Records supplied.
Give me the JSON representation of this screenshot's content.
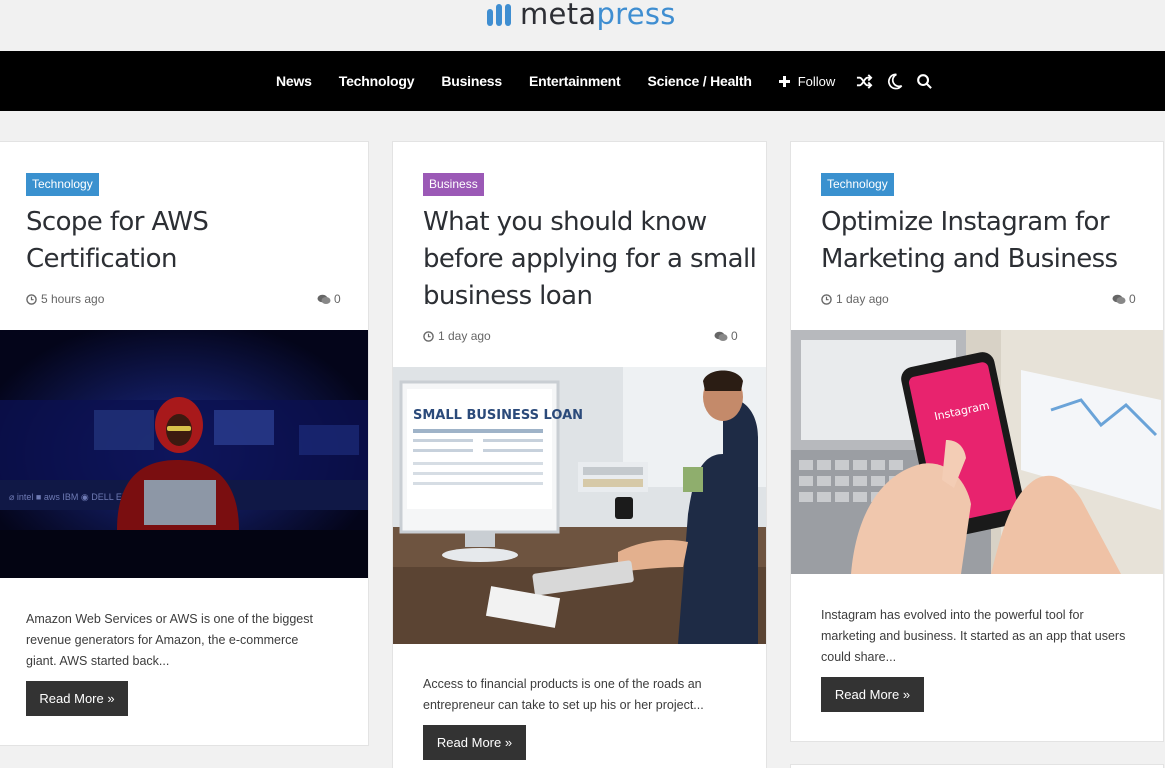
{
  "logo": {
    "part1": "meta",
    "part2": "press"
  },
  "nav": {
    "items": [
      "News",
      "Technology",
      "Business",
      "Entertainment",
      "Science / Health"
    ],
    "follow_label": "Follow"
  },
  "cards": [
    {
      "category": "Technology",
      "title_lines": [
        "Scope for AWS",
        "Certification"
      ],
      "time": "5 hours ago",
      "comments": "0",
      "excerpt_lines": [
        "Amazon Web Services or AWS is one of the biggest",
        "revenue generators for Amazon, the e-commerce",
        "giant. AWS started back..."
      ],
      "button": "Read More »"
    },
    {
      "category": "Business",
      "title_lines": [
        "What you should know",
        "before applying for a small",
        "business loan"
      ],
      "time": "1 day ago",
      "comments": "0",
      "image_text": "SMALL BUSINESS LOAN",
      "excerpt_lines": [
        "Access to financial products is one of the roads an",
        "entrepreneur can take to set up his or her project..."
      ],
      "button": "Read More »"
    },
    {
      "category": "Technology",
      "title_lines": [
        "Optimize Instagram for",
        "Marketing and Business"
      ],
      "time": "1 day ago",
      "comments": "0",
      "image_text": "Instagram",
      "excerpt_lines": [
        "Instagram has evolved into the powerful tool for",
        "marketing and business. It started as an app that users",
        "could share..."
      ],
      "button": "Read More »"
    }
  ],
  "colors": {
    "tech_badge": "#3a91cf",
    "business_badge": "#9b59b6",
    "nav_bg": "#000000",
    "logo_accent": "#3f8ed1"
  }
}
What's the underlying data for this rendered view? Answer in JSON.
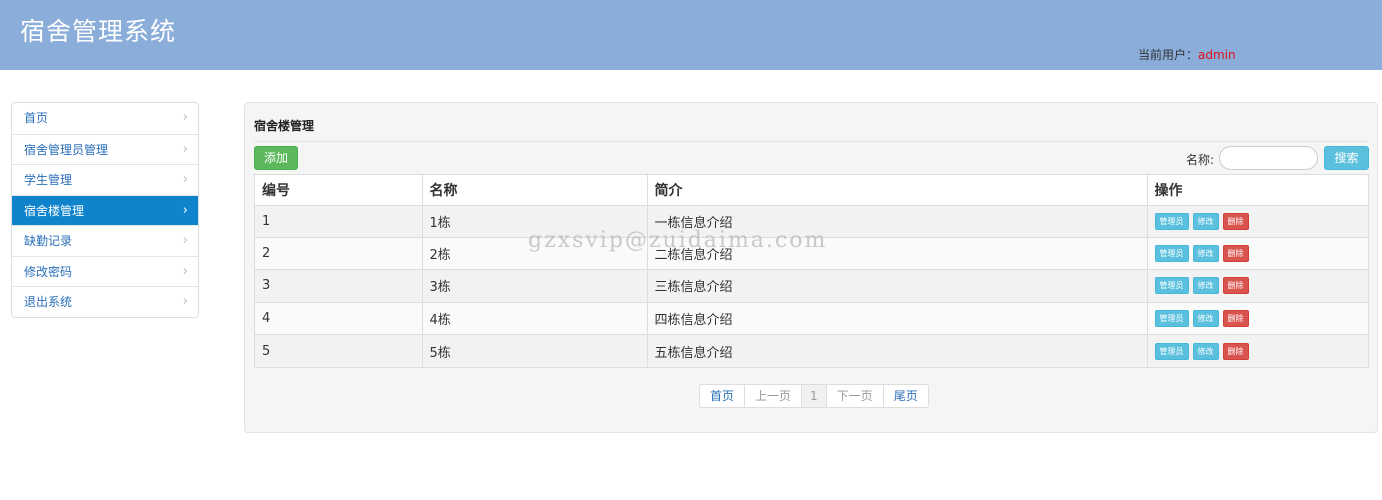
{
  "header": {
    "title": "宿舍管理系统",
    "user_label": "当前用户：",
    "user_name": "admin"
  },
  "sidebar": {
    "items": [
      {
        "label": "首页",
        "active": false
      },
      {
        "label": "宿舍管理员管理",
        "active": false
      },
      {
        "label": "学生管理",
        "active": false
      },
      {
        "label": "宿舍楼管理",
        "active": true
      },
      {
        "label": "缺勤记录",
        "active": false
      },
      {
        "label": "修改密码",
        "active": false
      },
      {
        "label": "退出系统",
        "active": false
      }
    ]
  },
  "panel": {
    "title": "宿舍楼管理",
    "add_label": "添加",
    "search_label": "名称:",
    "search_value": "",
    "search_button": "搜索"
  },
  "table": {
    "columns": [
      "编号",
      "名称",
      "简介",
      "操作"
    ],
    "rows": [
      {
        "id": "1",
        "name": "1栋",
        "desc": "一栋信息介绍"
      },
      {
        "id": "2",
        "name": "2栋",
        "desc": "二栋信息介绍"
      },
      {
        "id": "3",
        "name": "3栋",
        "desc": "三栋信息介绍"
      },
      {
        "id": "4",
        "name": "4栋",
        "desc": "四栋信息介绍"
      },
      {
        "id": "5",
        "name": "5栋",
        "desc": "五栋信息介绍"
      }
    ],
    "actions": {
      "manager": "管理员",
      "edit": "修改",
      "delete": "删除"
    }
  },
  "pager": {
    "first": "首页",
    "prev": "上一页",
    "current": "1",
    "next": "下一页",
    "last": "尾页"
  },
  "watermark": "gzxsvip@zuidaima.com",
  "colors": {
    "header_bg": "#8aadda",
    "active_nav": "#0f83cb",
    "add_button": "#5cb85c",
    "info_button": "#5bc0de",
    "danger_button": "#d9534f",
    "username": "#e0101a"
  }
}
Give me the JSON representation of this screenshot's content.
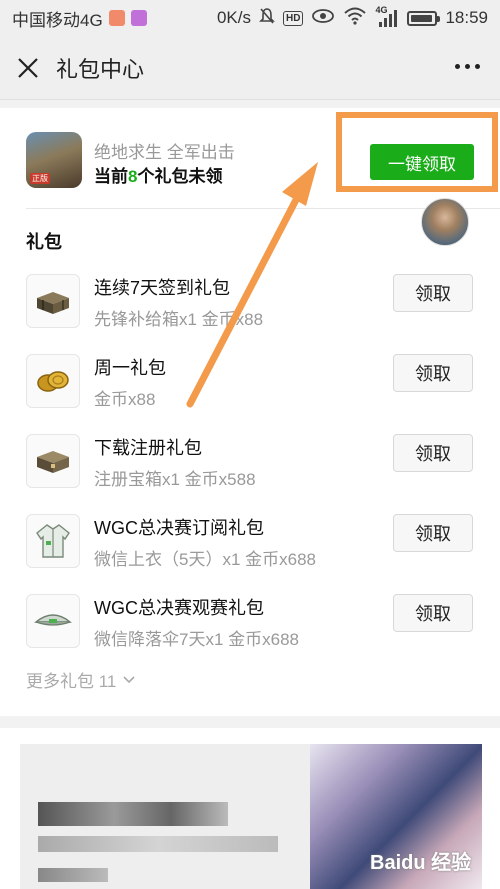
{
  "status_bar": {
    "carrier": "中国移动4G",
    "speed": "0K/s",
    "hd": "HD",
    "network": "4G",
    "time": "18:59",
    "battery_level": 0.8
  },
  "header": {
    "title": "礼包中心"
  },
  "game": {
    "icon_badge": "正版",
    "name": "绝地求生 全军出击",
    "pending_prefix": "当前",
    "pending_count": "8",
    "pending_suffix": "个礼包未领"
  },
  "claim_all_label": "一键领取",
  "section_label": "礼包",
  "gifts": [
    {
      "title": "连续7天签到礼包",
      "desc": "先锋补给箱x1 金币x88",
      "button": "领取",
      "icon": "supply-crate-icon"
    },
    {
      "title": "周一礼包",
      "desc": "金币x88",
      "button": "领取",
      "icon": "gold-coins-icon"
    },
    {
      "title": "下载注册礼包",
      "desc": "注册宝箱x1 金币x588",
      "button": "领取",
      "icon": "treasure-chest-icon"
    },
    {
      "title": "WGC总决赛订阅礼包",
      "desc": "微信上衣（5天）x1 金币x688",
      "button": "领取",
      "icon": "jacket-icon"
    },
    {
      "title": "WGC总决赛观赛礼包",
      "desc": "微信降落伞7天x1 金币x688",
      "button": "领取",
      "icon": "parachute-icon"
    }
  ],
  "more_gifts_label": "更多礼包 11",
  "watermark": "Baidu 经验",
  "colors": {
    "accent": "#1aad19",
    "highlight": "#f39a4b"
  }
}
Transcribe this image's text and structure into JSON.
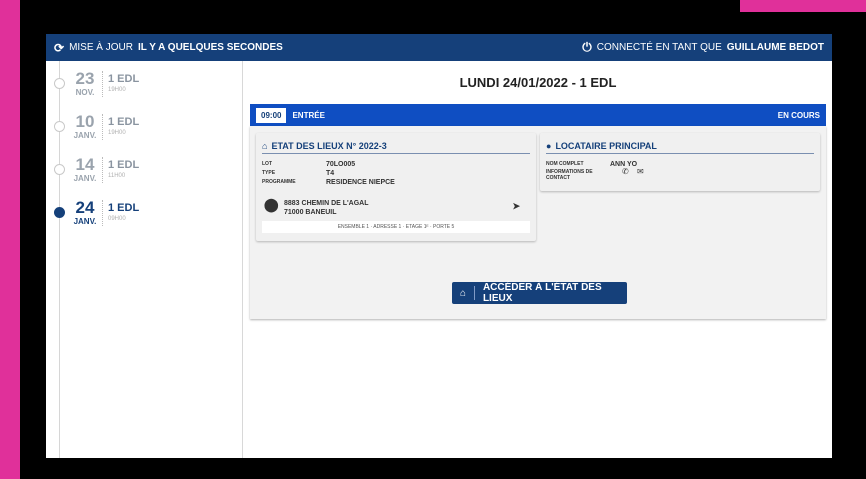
{
  "topbar": {
    "update_prefix": "MISE À JOUR",
    "update_time": "IL Y A QUELQUES SECONDES",
    "connected_prefix": "CONNECTÉ EN TANT QUE",
    "user_name": "GUILLAUME BEDOT"
  },
  "timeline": [
    {
      "day": "23",
      "month": "NOV.",
      "count": "1 EDL",
      "time": "19H00",
      "active": false
    },
    {
      "day": "10",
      "month": "JANV.",
      "count": "1 EDL",
      "time": "19H00",
      "active": false
    },
    {
      "day": "14",
      "month": "JANV.",
      "count": "1 EDL",
      "time": "11H00",
      "active": false
    },
    {
      "day": "24",
      "month": "JANV.",
      "count": "1 EDL",
      "time": "09H00",
      "active": true
    }
  ],
  "main": {
    "title": "LUNDI 24/01/2022 - 1 EDL",
    "appointment": {
      "time": "09:00",
      "type": "ENTRÉE",
      "status": "EN COURS"
    },
    "edl_card": {
      "title": "ETAT DES LIEUX N° 2022-3",
      "lot_label": "LOT",
      "lot_value": "70LO005",
      "type_label": "TYPE",
      "type_value": "T4",
      "programme_label": "PROGRAMME",
      "programme_value": "RESIDENCE NIEPCE",
      "address_line1": "8883 CHEMIN DE L'AGAL",
      "address_line2": "71000 BANEUIL",
      "sub_info": "ENSEMBLE 1 · ADRESSE 1 · ETAGE 1ᴱ · PORTE 5"
    },
    "locataire_card": {
      "title": "LOCATAIRE PRINCIPAL",
      "name_label": "NOM COMPLET",
      "name_value": "ANN YO",
      "contact_label_1": "INFORMATIONS DE",
      "contact_label_2": "CONTACT"
    },
    "access_button": "ACCÉDER À L'ÉTAT DES LIEUX"
  },
  "colors": {
    "navy": "#15407a",
    "blue": "#0f4ec2",
    "pink": "#e0309a"
  }
}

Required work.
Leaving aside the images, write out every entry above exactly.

Answer to this task.
Give me the JSON representation of this screenshot's content.
{
  "logo": {
    "part1": "meta",
    "part2": "press"
  },
  "nav": {
    "items": [
      "News",
      "Technology",
      "Business",
      "Entertainment",
      "Science / Health"
    ],
    "follow_label": "Follow"
  },
  "cards": [
    {
      "category": "Technology",
      "title_lines": [
        "Scope for AWS",
        "Certification"
      ],
      "time": "5 hours ago",
      "comments": "0",
      "excerpt_lines": [
        "Amazon Web Services or AWS is one of the biggest",
        "revenue generators for Amazon, the e-commerce",
        "giant. AWS started back..."
      ],
      "button": "Read More »"
    },
    {
      "category": "Business",
      "title_lines": [
        "What you should know",
        "before applying for a small",
        "business loan"
      ],
      "time": "1 day ago",
      "comments": "0",
      "image_text": "SMALL BUSINESS LOAN",
      "excerpt_lines": [
        "Access to financial products is one of the roads an",
        "entrepreneur can take to set up his or her project..."
      ],
      "button": "Read More »"
    },
    {
      "category": "Technology",
      "title_lines": [
        "Optimize Instagram for",
        "Marketing and Business"
      ],
      "time": "1 day ago",
      "comments": "0",
      "image_text": "Instagram",
      "excerpt_lines": [
        "Instagram has evolved into the powerful tool for",
        "marketing and business. It started as an app that users",
        "could share..."
      ],
      "button": "Read More »"
    }
  ],
  "colors": {
    "tech_badge": "#3a91cf",
    "business_badge": "#9b59b6",
    "nav_bg": "#000000",
    "logo_accent": "#3f8ed1"
  }
}
What's the underlying data for this rendered view? Answer in JSON.
{
  "header": {
    "title": "宿舍管理系统",
    "user_label": "当前用户：",
    "user_name": "admin"
  },
  "sidebar": {
    "items": [
      {
        "label": "首页",
        "active": false
      },
      {
        "label": "宿舍管理员管理",
        "active": false
      },
      {
        "label": "学生管理",
        "active": false
      },
      {
        "label": "宿舍楼管理",
        "active": true
      },
      {
        "label": "缺勤记录",
        "active": false
      },
      {
        "label": "修改密码",
        "active": false
      },
      {
        "label": "退出系统",
        "active": false
      }
    ]
  },
  "panel": {
    "title": "宿舍楼管理",
    "add_label": "添加",
    "search_label": "名称:",
    "search_value": "",
    "search_button": "搜索"
  },
  "table": {
    "columns": [
      "编号",
      "名称",
      "简介",
      "操作"
    ],
    "rows": [
      {
        "id": "1",
        "name": "1栋",
        "desc": "一栋信息介绍"
      },
      {
        "id": "2",
        "name": "2栋",
        "desc": "二栋信息介绍"
      },
      {
        "id": "3",
        "name": "3栋",
        "desc": "三栋信息介绍"
      },
      {
        "id": "4",
        "name": "4栋",
        "desc": "四栋信息介绍"
      },
      {
        "id": "5",
        "name": "5栋",
        "desc": "五栋信息介绍"
      }
    ],
    "actions": {
      "manager": "管理员",
      "edit": "修改",
      "delete": "删除"
    }
  },
  "pager": {
    "first": "首页",
    "prev": "上一页",
    "current": "1",
    "next": "下一页",
    "last": "尾页"
  },
  "watermark": "gzxsvip@zuidaima.com",
  "colors": {
    "header_bg": "#8aadda",
    "active_nav": "#0f83cb",
    "add_button": "#5cb85c",
    "info_button": "#5bc0de",
    "danger_button": "#d9534f",
    "username": "#e0101a"
  }
}
Give me the JSON representation of this screenshot's content.
{
  "status_bar": {
    "carrier": "中国移动4G",
    "speed": "0K/s",
    "hd": "HD",
    "network": "4G",
    "time": "18:59",
    "battery_level": 0.8
  },
  "header": {
    "title": "礼包中心"
  },
  "game": {
    "icon_badge": "正版",
    "name": "绝地求生 全军出击",
    "pending_prefix": "当前",
    "pending_count": "8",
    "pending_suffix": "个礼包未领"
  },
  "claim_all_label": "一键领取",
  "section_label": "礼包",
  "gifts": [
    {
      "title": "连续7天签到礼包",
      "desc": "先锋补给箱x1 金币x88",
      "button": "领取",
      "icon": "supply-crate-icon"
    },
    {
      "title": "周一礼包",
      "desc": "金币x88",
      "button": "领取",
      "icon": "gold-coins-icon"
    },
    {
      "title": "下载注册礼包",
      "desc": "注册宝箱x1 金币x588",
      "button": "领取",
      "icon": "treasure-chest-icon"
    },
    {
      "title": "WGC总决赛订阅礼包",
      "desc": "微信上衣（5天）x1 金币x688",
      "button": "领取",
      "icon": "jacket-icon"
    },
    {
      "title": "WGC总决赛观赛礼包",
      "desc": "微信降落伞7天x1 金币x688",
      "button": "领取",
      "icon": "parachute-icon"
    }
  ],
  "more_gifts_label": "更多礼包 11",
  "watermark": "Baidu 经验",
  "colors": {
    "accent": "#1aad19",
    "highlight": "#f39a4b"
  }
}
Transcribe this image's text and structure into JSON.
{
  "topbar": {
    "update_prefix": "MISE À JOUR",
    "update_time": "IL Y A QUELQUES SECONDES",
    "connected_prefix": "CONNECTÉ EN TANT QUE",
    "user_name": "GUILLAUME BEDOT"
  },
  "timeline": [
    {
      "day": "23",
      "month": "NOV.",
      "count": "1 EDL",
      "time": "19H00",
      "active": false
    },
    {
      "day": "10",
      "month": "JANV.",
      "count": "1 EDL",
      "time": "19H00",
      "active": false
    },
    {
      "day": "14",
      "month": "JANV.",
      "count": "1 EDL",
      "time": "11H00",
      "active": false
    },
    {
      "day": "24",
      "month": "JANV.",
      "count": "1 EDL",
      "time": "09H00",
      "active": true
    }
  ],
  "main": {
    "title": "LUNDI 24/01/2022 - 1 EDL",
    "appointment": {
      "time": "09:00",
      "type": "ENTRÉE",
      "status": "EN COURS"
    },
    "edl_card": {
      "title": "ETAT DES LIEUX N° 2022-3",
      "lot_label": "LOT",
      "lot_value": "70LO005",
      "type_label": "TYPE",
      "type_value": "T4",
      "programme_label": "PROGRAMME",
      "programme_value": "RESIDENCE NIEPCE",
      "address_line1": "8883 CHEMIN DE L'AGAL",
      "address_line2": "71000 BANEUIL",
      "sub_info": "ENSEMBLE 1 · ADRESSE 1 · ETAGE 1ᴱ · PORTE 5"
    },
    "locataire_card": {
      "title": "LOCATAIRE PRINCIPAL",
      "name_label": "NOM COMPLET",
      "name_value": "ANN YO",
      "contact_label_1": "INFORMATIONS DE",
      "contact_label_2": "CONTACT"
    },
    "access_button": "ACCÉDER À L'ÉTAT DES LIEUX"
  },
  "colors": {
    "navy": "#15407a",
    "blue": "#0f4ec2",
    "pink": "#e0309a"
  }
}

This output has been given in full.